- In the final episode of Superman: The Animated Series, Superman gives Darkseid an And This Is for... punch for Dan Turpin, whom Darkseid murdered at the end of his foiled invasion of Earth. Darkseid responds by claiming that "Had I known one human's death would pain you so, I would have killed more." When Darkseid gets the upper hand in their fight right after this, he adds "And kill more I shall! Carry that with you to oblivion, Superman!"'
- Used in Young Justice when Desaad threatens Superboy and his dog... er, wolf:
Desaad: "Kill the boy, and his little dog, too."
- Adventures of the Gummi Bears: In the episode "Eye of the Beholder", when the witch who has enchanted herself to look beautiful and put the whole of Dunwyn Castle (including the king) under her spell is finally exposed, she threatens to get princess Calla, "and [her] little pig too" (Sunny is disguised as a pig to avoid being spotted by humans).
- My Little Pony: Friendship Is Magic:

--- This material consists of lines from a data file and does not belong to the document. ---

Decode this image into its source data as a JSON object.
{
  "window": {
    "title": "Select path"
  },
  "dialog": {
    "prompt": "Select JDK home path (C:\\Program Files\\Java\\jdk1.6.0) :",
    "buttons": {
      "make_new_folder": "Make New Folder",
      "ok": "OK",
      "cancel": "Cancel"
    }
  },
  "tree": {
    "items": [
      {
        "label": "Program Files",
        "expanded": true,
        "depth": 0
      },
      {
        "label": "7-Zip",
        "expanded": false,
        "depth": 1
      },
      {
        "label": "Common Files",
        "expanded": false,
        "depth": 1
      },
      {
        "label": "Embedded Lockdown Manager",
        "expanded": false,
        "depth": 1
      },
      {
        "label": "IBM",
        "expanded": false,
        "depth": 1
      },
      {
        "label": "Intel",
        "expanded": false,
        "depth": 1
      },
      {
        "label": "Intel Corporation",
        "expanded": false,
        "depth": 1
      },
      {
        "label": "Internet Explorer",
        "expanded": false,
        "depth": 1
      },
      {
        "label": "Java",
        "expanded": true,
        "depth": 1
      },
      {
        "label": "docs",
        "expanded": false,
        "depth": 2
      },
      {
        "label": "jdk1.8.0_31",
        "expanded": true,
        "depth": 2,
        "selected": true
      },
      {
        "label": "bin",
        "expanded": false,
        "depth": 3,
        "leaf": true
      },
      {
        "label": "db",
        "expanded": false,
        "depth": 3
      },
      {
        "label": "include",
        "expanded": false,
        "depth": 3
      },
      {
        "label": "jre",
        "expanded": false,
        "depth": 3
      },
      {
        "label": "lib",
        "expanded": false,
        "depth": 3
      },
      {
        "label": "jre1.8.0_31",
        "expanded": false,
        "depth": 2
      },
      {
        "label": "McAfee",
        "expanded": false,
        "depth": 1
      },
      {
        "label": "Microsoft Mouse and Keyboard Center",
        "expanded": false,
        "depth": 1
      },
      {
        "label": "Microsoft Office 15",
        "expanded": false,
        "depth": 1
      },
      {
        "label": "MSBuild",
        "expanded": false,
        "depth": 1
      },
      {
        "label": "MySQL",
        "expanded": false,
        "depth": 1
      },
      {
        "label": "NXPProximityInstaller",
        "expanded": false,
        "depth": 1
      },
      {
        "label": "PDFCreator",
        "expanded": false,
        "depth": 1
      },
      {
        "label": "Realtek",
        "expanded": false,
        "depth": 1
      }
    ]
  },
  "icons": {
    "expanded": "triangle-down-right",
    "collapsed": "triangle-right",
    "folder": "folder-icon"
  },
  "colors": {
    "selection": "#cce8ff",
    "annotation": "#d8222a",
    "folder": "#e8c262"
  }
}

- Discord captured all of Twilight's closest friends "and her little dragon, too."
- In the episode Twilight's Kingdom Part 2, Twilight Sparkle is on the run from Big Bad Tirek, but steels her resolve and confronts him after he throws a fireball at the Golden Oaks Library, blowing it up with Owlowiscious still inside (she rescues him with a Diving Save). Downplayed because Tirek didn't even know the owl was there.
- Kaeloo: Almost every single episode has Mr. Cat torment Quack Quack in various ways so Kaeloo will get angry.
- The Loud House: In the episode Lincoln Loud: Girl Guru, two girls named Kat and Joy voice their displeasure of Lincoln and his weird little friend, too.
- Often in Scooby-Doo will the defeated Villain of the Week add on to the usual You Meddling Kids line by cursing the titular dog as well.